• _WHAT NEEDS TO BE DONE_
Every record must be copied exactly, from first line to last.

• _MATERIAL SHOWN_
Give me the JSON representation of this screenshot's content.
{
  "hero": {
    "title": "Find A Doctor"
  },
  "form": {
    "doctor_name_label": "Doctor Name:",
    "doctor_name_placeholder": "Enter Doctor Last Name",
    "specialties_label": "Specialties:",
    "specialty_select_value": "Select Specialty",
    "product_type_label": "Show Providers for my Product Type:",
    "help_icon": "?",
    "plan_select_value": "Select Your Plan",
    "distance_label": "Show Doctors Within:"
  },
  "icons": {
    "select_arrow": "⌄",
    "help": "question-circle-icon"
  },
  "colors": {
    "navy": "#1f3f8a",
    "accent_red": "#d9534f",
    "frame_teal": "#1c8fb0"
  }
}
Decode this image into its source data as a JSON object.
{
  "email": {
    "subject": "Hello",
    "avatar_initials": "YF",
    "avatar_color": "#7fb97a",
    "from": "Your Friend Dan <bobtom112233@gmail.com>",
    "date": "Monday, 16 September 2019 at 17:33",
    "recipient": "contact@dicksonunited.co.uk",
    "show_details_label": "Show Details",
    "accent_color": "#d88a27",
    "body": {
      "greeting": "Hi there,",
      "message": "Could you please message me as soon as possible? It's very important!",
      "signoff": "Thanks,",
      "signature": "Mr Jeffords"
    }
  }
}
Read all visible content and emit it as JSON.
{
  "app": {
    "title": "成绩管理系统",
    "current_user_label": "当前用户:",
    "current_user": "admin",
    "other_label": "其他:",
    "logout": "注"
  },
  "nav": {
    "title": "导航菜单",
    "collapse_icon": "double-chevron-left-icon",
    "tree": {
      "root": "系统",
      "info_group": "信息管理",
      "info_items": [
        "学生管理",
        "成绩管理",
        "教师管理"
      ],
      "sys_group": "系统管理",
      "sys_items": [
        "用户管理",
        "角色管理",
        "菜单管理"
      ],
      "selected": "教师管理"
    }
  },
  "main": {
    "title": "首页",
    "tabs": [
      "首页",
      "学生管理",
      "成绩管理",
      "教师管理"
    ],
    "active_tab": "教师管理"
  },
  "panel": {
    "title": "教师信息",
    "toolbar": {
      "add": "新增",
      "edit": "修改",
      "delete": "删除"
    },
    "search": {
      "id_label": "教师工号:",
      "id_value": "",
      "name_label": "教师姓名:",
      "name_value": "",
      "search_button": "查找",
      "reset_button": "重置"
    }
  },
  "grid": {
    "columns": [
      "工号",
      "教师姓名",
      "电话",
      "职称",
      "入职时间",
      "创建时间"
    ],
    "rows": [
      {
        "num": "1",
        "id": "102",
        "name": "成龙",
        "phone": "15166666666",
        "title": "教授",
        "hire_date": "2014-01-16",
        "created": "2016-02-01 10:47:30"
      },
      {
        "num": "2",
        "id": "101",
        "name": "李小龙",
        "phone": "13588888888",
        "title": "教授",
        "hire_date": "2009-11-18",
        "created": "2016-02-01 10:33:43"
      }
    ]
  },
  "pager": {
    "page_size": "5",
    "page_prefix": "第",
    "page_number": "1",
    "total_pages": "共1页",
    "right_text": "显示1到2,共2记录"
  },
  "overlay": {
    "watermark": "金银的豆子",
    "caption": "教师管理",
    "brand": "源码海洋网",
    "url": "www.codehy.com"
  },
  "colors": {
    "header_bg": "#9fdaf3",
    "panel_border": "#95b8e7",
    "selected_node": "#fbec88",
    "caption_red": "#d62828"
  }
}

• _ANSWER AREA_
Give me the JSON representation of this screenshot's content.
{
  "hero": {
    "title": "Find A Doctor"
  },
  "form": {
    "doctor_name_label": "Doctor Name:",
    "doctor_name_placeholder": "Enter Doctor Last Name",
    "specialties_label": "Specialties:",
    "specialty_select_value": "Select Specialty",
    "product_type_label": "Show Providers for my Product Type:",
    "help_icon": "?",
    "plan_select_value": "Select Your Plan",
    "distance_label": "Show Doctors Within:"
  },
  "icons": {
    "select_arrow": "⌄",
    "help": "question-circle-icon"
  },
  "colors": {
    "navy": "#1f3f8a",
    "accent_red": "#d9534f",
    "frame_teal": "#1c8fb0"
  }
}
Decode this image into its source data as a JSON object.
{
  "email": {
    "subject": "Hello",
    "avatar_initials": "YF",
    "avatar_color": "#7fb97a",
    "from": "Your Friend Dan <bobtom112233@gmail.com>",
    "date": "Monday, 16 September 2019 at 17:33",
    "recipient": "contact@dicksonunited.co.uk",
    "show_details_label": "Show Details",
    "accent_color": "#d88a27",
    "body": {
      "greeting": "Hi there,",
      "message": "Could you please message me as soon as possible? It's very important!",
      "signoff": "Thanks,",
      "signature": "Mr Jeffords"
    }
  }
}
Read all visible content and emit it as JSON.
{
  "app": {
    "title": "成绩管理系统",
    "current_user_label": "当前用户:",
    "current_user": "admin",
    "other_label": "其他:",
    "logout": "注"
  },
  "nav": {
    "title": "导航菜单",
    "collapse_icon": "double-chevron-left-icon",
    "tree": {
      "root": "系统",
      "info_group": "信息管理",
      "info_items": [
        "学生管理",
        "成绩管理",
        "教师管理"
      ],
      "sys_group": "系统管理",
      "sys_items": [
        "用户管理",
        "角色管理",
        "菜单管理"
      ],
      "selected": "教师管理"
    }
  },
  "main": {
    "title": "首页",
    "tabs": [
      "首页",
      "学生管理",
      "成绩管理",
      "教师管理"
    ],
    "active_tab": "教师管理"
  },
  "panel": {
    "title": "教师信息",
    "toolbar": {
      "add": "新增",
      "edit": "修改",
      "delete": "删除"
    },
    "search": {
      "id_label": "教师工号:",
      "id_value": "",
      "name_label": "教师姓名:",
      "name_value": "",
      "search_button": "查找",
      "reset_button": "重置"
    }
  },
  "grid": {
    "columns": [
      "工号",
      "教师姓名",
      "电话",
      "职称",
      "入职时间",
      "创建时间"
    ],
    "rows": [
      {
        "num": "1",
        "id": "102",
        "name": "成龙",
        "phone": "15166666666",
        "title": "教授",
        "hire_date": "2014-01-16",
        "created": "2016-02-01 10:47:30"
      },
      {
        "num": "2",
        "id": "101",
        "name": "李小龙",
        "phone": "13588888888",
        "title": "教授",
        "hire_date": "2009-11-18",
        "created": "2016-02-01 10:33:43"
      }
    ]
  },
  "pager": {
    "page_size": "5",
    "page_prefix": "第",
    "page_number": "1",
    "total_pages": "共1页",
    "right_text": "显示1到2,共2记录"
  },
  "overlay": {
    "watermark": "金银的豆子",
    "caption": "教师管理",
    "brand": "源码海洋网",
    "url": "www.codehy.com"
  },
  "colors": {
    "header_bg": "#9fdaf3",
    "panel_border": "#95b8e7",
    "selected_node": "#fbec88",
    "caption_red": "#d62828"
  }
}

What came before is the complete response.